by Patrick Matthews
We amateur model ship builders fumble along at our own speed and occasionally produce some pretty nice work. But at the other end of the spectrum lay the professional builders, those who supply museums, shipyards, and private collectors with works whose values would represent a sizable fraction of the amateur’s annual income. Along with fine manual craftsmanship, these model builders can utilize professional manufacturing tools and processes that are simply out of reach of most amateurs. Here is one such example from Fine Art Models in Birmingham, Michigan.
Fine Art Models is known for modeling transportation subjects to the highest standards. I had the privilege recently of photographing their new 1:48 scale USS Nicholas, a highly decorated WW2 Fletcher-class destroyer.
Nicholas was actually the first of the Fletchers laid down and commissioned, predating Fletcher herself by several months. She also had one of the longest careers, not being stricken until 1970. Awarded sixteen battle stars in WW2, she was honored to be in the vanguard entering Tokyo Bay.
Fine Art Models (FAM) worked to original Bath Iron Works drawings and numerous photos, and also received input from many veterans who had reviewed 1:96 scale development models. The research led to the construction of just three 1:48 scale models, although more may follow in limited runs. I was able to photograph the third model just as it was received from the construction team in Latvia. Freshly uncrated, there were still a few details to attend to, but it was wonderful to view the model before it went behind glass.
FAM is a professional model constructor, and of course has access to resources that most home modelers can only dream of. But that can’t detract from the modeling skill displayed here—such models are researched and constructed by craftsmen, and even the best tools are only as good as those who wield them.
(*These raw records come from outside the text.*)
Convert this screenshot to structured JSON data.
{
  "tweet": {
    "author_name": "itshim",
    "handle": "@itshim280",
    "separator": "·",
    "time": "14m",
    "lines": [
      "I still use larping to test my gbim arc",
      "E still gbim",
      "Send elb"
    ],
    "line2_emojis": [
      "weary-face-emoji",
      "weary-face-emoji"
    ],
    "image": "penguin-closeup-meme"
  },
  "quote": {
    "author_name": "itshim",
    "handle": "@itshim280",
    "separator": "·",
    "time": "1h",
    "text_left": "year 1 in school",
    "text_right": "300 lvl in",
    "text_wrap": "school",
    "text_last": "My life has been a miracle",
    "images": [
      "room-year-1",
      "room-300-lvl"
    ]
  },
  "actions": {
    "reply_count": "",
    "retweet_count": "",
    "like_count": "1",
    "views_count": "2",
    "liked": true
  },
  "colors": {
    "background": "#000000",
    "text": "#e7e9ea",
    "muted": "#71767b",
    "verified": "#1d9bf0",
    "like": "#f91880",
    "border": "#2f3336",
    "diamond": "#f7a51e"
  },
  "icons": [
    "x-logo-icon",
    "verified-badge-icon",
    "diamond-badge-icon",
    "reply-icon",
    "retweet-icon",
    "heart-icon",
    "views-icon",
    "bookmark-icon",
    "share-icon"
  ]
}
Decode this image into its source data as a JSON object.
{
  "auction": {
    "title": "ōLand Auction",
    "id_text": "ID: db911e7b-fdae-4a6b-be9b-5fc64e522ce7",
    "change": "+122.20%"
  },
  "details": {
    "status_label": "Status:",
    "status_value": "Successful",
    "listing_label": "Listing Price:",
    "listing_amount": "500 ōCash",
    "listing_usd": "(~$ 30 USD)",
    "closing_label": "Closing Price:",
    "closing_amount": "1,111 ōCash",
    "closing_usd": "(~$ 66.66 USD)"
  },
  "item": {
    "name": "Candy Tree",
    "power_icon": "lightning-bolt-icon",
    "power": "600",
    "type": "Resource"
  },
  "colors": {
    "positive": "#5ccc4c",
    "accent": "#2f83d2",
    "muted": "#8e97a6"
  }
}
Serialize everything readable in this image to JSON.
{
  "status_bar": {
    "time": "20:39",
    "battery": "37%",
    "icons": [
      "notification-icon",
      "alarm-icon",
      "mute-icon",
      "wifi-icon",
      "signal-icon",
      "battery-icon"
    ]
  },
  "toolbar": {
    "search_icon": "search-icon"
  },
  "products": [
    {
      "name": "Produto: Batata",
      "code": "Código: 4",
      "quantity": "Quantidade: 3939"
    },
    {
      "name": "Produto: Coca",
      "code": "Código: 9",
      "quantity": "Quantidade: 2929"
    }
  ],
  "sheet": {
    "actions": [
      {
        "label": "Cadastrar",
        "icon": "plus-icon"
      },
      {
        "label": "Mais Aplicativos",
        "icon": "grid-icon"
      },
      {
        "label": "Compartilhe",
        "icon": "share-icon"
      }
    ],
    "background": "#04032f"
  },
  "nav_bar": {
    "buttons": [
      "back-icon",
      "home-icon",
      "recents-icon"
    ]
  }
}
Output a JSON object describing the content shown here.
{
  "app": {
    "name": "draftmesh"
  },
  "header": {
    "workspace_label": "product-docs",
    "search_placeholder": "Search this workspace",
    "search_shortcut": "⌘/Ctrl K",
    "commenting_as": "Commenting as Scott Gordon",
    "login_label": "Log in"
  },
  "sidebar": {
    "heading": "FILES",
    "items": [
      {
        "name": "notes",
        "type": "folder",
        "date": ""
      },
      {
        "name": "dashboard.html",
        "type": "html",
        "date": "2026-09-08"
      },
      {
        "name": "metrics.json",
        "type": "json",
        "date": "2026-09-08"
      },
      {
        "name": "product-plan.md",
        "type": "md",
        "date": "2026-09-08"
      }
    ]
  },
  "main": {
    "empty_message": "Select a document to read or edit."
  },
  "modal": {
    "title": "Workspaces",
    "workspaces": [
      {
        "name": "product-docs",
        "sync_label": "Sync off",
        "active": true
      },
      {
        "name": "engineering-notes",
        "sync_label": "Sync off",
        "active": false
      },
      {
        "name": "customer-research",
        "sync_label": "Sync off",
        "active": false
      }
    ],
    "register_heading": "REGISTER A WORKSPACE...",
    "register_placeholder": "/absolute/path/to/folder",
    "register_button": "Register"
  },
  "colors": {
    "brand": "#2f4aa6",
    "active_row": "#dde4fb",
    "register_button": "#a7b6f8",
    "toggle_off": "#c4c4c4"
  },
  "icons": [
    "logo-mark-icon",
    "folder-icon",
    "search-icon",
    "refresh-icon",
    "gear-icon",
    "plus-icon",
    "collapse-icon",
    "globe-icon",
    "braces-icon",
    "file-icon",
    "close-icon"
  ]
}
Owner Gary Kohs illustrated the point when asked if computerized “rapid prototyping” tools were used for making detail parts. Yes, for some; but normal stereo lithography, often used to make mock-up parts in the automotive industry, didn’t have the resolution to recreate the fine detail needed for miniatures. Gary funded the refinement of one such tool so that it could define parts three times smaller than previously possible.
Looking at the 1:48 Nicholas, we can see some of FAM’s typical construction techniques. The hull’s detail is actually a skin, over-molded onto a former using an aerospace resin that Gary says will exceed museum standards for longevity. This allows for finer and more stable details in a steel hull than possible with carved wood. The decks and superstructure are all in brass, made with traditional metal working techniques and loaded with hand-applied rivets. Details, including the guns, are all investment-cast in brass—no resin fittings or photoetchings are used. Paints are created from printer’s ink and alcohol in order to avoid masking details.
Given the level of research and fidelity apparent in this model, I think it can serve as a fine 3D reference for us amateurs, along with the several great print references.
To find out more about Fine Art Models, visit their web page at www.fineartmodels.com .